14 Oct Mad about the house
Kate Watson-Smyth is known by thousands, perhaps millions, as the woman who is mad about the house. A journalist writing for the masses Kate offers advice that is genuine and down-to-earth. I met Kate in 2014, we were invited to an upholstery workshop run by TV presenter and up-cycler Jay Blades. Kate is just as you would expect, no airs and graces. She is full of fun and a committed and enthusiastic promoter of great design for people who are careful, not carefree, with their credit card. We both started to blog about our work and became aware of each other during the early days of social media. The blogging community is very supportive and Kate explains that this book is a result of her blog ‘Mad About the House’.
When a copy of the book arrived from the publisher Pavilion I was pleasantly surprised, it’s pink and it’s hardback and it felt really special to unwrap it. The delicate hue represents a light-hearted approach to the subject while the substantial weightiness reflects a conscious intent to inform; a subliminal message that will be lost on those buying the ebook.

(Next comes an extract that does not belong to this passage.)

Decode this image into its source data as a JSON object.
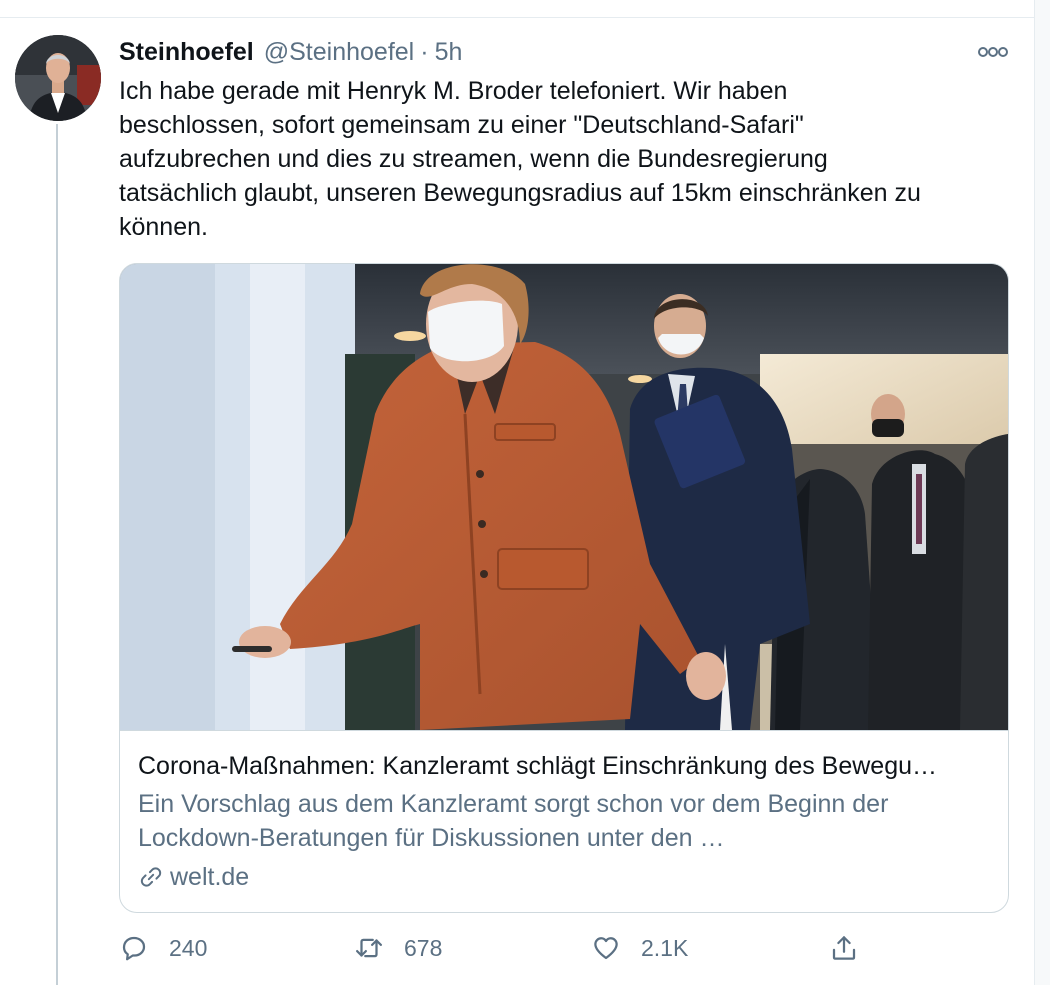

Key chapters take you through various rooms in a house starting in the hall and ending in the spare room, an utterly sensible way to organise a book about the home.
Prior to taking the reader on the ‘upstairs-downstairs’ tour Kate offers a few introductory sections; style, Pinterest, colour. I have to disagree with Kate’s theory in the style section which is that if people examine their wardrobe the colour palette for their home is staring them in the face. This concept might work for some but it certainly doesn’t and wouldn’t work for any of my clients. For single people who wear a variety of colours it might be a starting point but for couples and multi-generation families who represent most of my clientele it’s just not a feasible way to establish style, the wardrobe is probably the last place I’d look for inspiration. The section covering Pinterest and its capability to swallow up time is well worth reading. The colour section is problematical: I worry that if we use technical terms incorrectly we stoke misunderstanding when our aim is to boost knowledge. Words such as monochrome, shade and tone are often used in the text without making it clear exactly is meant and could be misleading for the reader. Monochrome for instance could mean black and white and all shades of grey in between but it can also mean all tints and shades of any single colour, for instance green, red or purple because monochrome literally means one colour. And a ‘shade’ is a darkened hue (or colour), whereas a tint is a lightened one. A mini glossary would sort this out and be a useful resource. The addition of an image of the colour wheel would also be helpful as this colour tool is referred to more than once and it shouldn’t be taken for granted that readers know what it is.
The sensible cover price makes this an ideal gift for anyone interested in decorating and perfect for people who are about to move into a new home.
The author’s joshing style is entertaining and knocks the sniffiness out of interior design. Kate makes it an accessible subject and relevant to everybody and that’s what I admire most about her writing.
Photographs and illustrations intersperse the text sufficiently well to ease the reader through the text and makes turning the pages a pleasure. But this, in contrast to many interior design books, is not image heavy, you wouldn’t buy it for the pictures. It really is a book to read and take inspiration from and like a good ‘how-to’ tutorial anyone and everyone can learn from this book. There are some gems of inspiration and I picked up an idea which I’ll use for myself, it’s a good one – the tidy drawer. Browse the pages before embarking on any new home decor project.
Watson-Smyth K, (2018) Mad about the house: How to decorate your home with style. Pavilion. London. Hardback £20.00. ISBN: 9781911595427. My thanks to the publisher for sending me a copy of this book.